In 1899, The Computing Scale Company, one of three companies that would eventually join to form IBM, hired Richard MacGregor, a Black employee, as well as Lilly J. Philp, Nettie A. Moore and Emma K. Manske. This was 10 years before the National Association for the Advancement of Colored People (NAACP) was founded, 36 years after President Lincoln signed the Emancipation Proclamation and 20 years before women won the right to vote. In 1924, these same four employees helped inaugurate IBM’s first Quarter Century Club.
Throughout its history, IBM has consistently led in workplace diversity, from opening a training center for more than 600 people with disabilities in 1943 to to being the first company to provide domestic partner benefits to gay, lesbian, bisexual and transgender employees to becoming the first company to adopt a global genetic nondiscrimination policy in 2005. Diversity, equal opportunity and cultural acceptance are part of IBM’s core values; they are in our DNA. And 100 years of leadership in work force diversity, evidenced here, clearly demonstrates the company’s ongoing commitment.
Policy Letter #4
On September 21, 1953, IBM President Thomas Watson, Jr. published the company’s first equal opportunity policy letter—one year before Brown vs. Board of Education.
Today, IBM continues to push the boundaries of diversity. We believe that promoting diversity is not only the right thing to do, but a competitive advantage as well—a bridge between the workplace and the marketplace. Our current approach to diversity follows a framework we call Diversity 3.0. The goals of this framework are twofold:
- To expand the definition of diversity to be ever more inclusive
- To advocate for diversity on a global basis, wherever we do business.
Click here for more on IBM’s Diversity 3.0 program.
In 2010, IBM once again challenged the accepted definition of diversity by introducing the concept of “Diversity of Thought.” This important aspect of diversity explores how culture and age impact relationships, and how adaptability and cultural intelligence broaden the capabilities of IBMers to work with each other and our clients. It includes both cultural and generational differences in thought. To foster this, IBM hosted a Cultural Intelligence Summit that generated several different outputs, including a learning roadmap for cultural intelligence and a reverse mentoring program for cultural intelligence.
IBM also promoted diversity around the world in 2010. For example, IBM held its annual Winspiration event in Hyderabad, India, in December, bringing together women employees from around the company and empowering them for success in the workplace. The event is hosted by IBM’s Indian Women’s Leadership Council, and it provides a forum to guide women to best leverage their expertise and hone their leadership skills. This year’s sessions included “Networking with Intent,” “Building Relationships & Influencing Skills” and “Accelerating Your Impact through Risk Taking and Decision Making.”

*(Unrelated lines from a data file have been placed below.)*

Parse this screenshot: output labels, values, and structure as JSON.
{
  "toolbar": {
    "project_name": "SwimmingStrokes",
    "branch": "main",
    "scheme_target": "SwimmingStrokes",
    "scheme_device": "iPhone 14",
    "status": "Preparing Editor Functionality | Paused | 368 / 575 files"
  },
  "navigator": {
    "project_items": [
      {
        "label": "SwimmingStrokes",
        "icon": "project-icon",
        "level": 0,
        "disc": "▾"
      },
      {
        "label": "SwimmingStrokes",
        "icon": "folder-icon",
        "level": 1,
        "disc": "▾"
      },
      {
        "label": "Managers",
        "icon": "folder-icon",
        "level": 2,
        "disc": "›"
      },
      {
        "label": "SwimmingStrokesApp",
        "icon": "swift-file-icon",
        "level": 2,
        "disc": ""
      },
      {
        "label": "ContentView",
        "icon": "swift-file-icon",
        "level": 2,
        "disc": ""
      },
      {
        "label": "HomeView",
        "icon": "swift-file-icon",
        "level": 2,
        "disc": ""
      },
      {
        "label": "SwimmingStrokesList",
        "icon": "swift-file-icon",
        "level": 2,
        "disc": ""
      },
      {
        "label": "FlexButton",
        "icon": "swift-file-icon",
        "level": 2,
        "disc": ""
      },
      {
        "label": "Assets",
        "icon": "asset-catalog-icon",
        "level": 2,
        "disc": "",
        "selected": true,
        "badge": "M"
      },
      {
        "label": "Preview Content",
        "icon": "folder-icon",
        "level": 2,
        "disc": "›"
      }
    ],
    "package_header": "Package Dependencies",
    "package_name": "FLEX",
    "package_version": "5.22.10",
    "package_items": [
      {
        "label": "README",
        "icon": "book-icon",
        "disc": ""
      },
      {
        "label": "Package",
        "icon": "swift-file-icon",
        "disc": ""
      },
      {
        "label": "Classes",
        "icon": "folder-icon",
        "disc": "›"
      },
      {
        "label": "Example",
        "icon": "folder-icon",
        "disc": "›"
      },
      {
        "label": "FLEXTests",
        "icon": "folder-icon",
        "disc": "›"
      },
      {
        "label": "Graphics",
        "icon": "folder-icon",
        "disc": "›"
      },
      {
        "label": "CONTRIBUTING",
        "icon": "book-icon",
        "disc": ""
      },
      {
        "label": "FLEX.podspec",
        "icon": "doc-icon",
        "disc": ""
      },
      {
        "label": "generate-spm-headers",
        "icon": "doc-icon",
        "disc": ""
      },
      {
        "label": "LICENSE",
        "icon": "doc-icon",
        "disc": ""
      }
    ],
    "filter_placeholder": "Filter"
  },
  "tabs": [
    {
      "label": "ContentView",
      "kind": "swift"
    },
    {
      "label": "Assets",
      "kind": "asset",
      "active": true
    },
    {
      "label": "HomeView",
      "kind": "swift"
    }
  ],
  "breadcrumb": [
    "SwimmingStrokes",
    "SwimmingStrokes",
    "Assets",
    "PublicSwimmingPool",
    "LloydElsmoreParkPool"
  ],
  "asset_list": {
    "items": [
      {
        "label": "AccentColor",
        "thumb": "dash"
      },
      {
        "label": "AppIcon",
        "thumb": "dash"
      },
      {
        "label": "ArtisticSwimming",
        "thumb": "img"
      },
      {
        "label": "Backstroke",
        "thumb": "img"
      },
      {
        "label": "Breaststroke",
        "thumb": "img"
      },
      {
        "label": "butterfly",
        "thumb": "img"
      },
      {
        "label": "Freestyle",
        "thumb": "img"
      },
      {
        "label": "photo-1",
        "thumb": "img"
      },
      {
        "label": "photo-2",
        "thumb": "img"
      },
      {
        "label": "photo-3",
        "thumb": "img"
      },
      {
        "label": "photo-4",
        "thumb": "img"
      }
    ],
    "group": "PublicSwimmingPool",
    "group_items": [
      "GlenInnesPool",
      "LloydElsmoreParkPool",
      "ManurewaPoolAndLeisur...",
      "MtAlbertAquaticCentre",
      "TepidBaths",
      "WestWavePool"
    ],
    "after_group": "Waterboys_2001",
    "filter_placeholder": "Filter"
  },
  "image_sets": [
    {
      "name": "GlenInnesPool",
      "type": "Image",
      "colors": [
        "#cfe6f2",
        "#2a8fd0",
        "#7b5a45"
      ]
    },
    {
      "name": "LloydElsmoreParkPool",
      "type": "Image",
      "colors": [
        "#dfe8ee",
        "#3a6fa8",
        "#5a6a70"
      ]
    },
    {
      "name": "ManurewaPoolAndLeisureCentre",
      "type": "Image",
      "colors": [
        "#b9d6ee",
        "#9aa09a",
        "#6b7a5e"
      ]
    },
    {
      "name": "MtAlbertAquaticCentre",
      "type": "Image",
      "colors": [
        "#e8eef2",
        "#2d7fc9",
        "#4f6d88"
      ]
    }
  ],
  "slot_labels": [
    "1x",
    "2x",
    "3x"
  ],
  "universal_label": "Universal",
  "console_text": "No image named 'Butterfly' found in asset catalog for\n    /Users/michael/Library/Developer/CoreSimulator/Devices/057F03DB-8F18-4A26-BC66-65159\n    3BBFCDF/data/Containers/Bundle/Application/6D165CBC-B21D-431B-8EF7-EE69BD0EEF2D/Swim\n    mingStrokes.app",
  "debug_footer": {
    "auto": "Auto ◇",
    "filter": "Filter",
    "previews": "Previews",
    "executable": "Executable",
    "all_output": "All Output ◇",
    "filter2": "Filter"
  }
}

In addition to expanding the definition and geographical boundaries of diversity, IBM also works to improve upon its existing programs. For example, the company announced a new streamlined process called Accessible Workplace Connection (AWC) for people with disabilities who require accommodations to complete their work. These often simple solutions can include anything from assistive technology solutions—such as screen magnifiers for people with low vision, video relay interpreters for people who are deaf or screen readers for people who are blind—to more practical logistics-related accommodations such as alternative travel arrangements.
Leadership in Workplace Diversity and Employee Privacy
From groundbreaking equal opportunity hiring practices in 1899 to global genetic nondiscrimination policies in 2005, IBM has been a leader in protecting the rights of its workers for more than 100 years.
AWC is a streamlined accommodations process that can be integrated into the workplace through a self-service portal in a Web browser. It is also referred to as a “one-stop shop” for requesting, reviewing and making accommodations for people who have disabilities. The tool enables interactive dialog between employees and the IBM teams responsible for providing accommodations, including expert accommodation specialists. Once a solution is in place, AWC allows individuals to receive ongoing support. It provides a simple way to acquire/support accommodations; tracks whether accommodations are reasonable, comprehensive and effective; helps eliminate process confusion; and offers global consistency.
These are just a few examples of the work IBM did to improve workplace diversity over the course of 2010. Going forward, the company will continue to promote diversity around the world, and provide a fair and accepting workplace.
Learn more about IBM’s 100 years of leadership in promoting an Equal Opportunity Work Force.
Featured IBM Initiatives
A Century of Shared Value
As IBM celebrates 100 years of building a responsible enterprise, we look back at several moments that have defined our values and served as cornerstones in our pursuit of progress.Launch Feature
Smarter Cities Challenge
The Smarter Cities Challenge is a competitive grant program awarding $50 million worth of services and expertise over the next three years to help 100 cities around the globe address a wide range of challenges.Launch Feature
Celebration of Service
IBMers worldwide are improving the communities in which they work, learn and live by pledging time and expertise. IBM honors their commitments with a program of new and expanded grants, and the opportunity to join a global effort.Launch Feature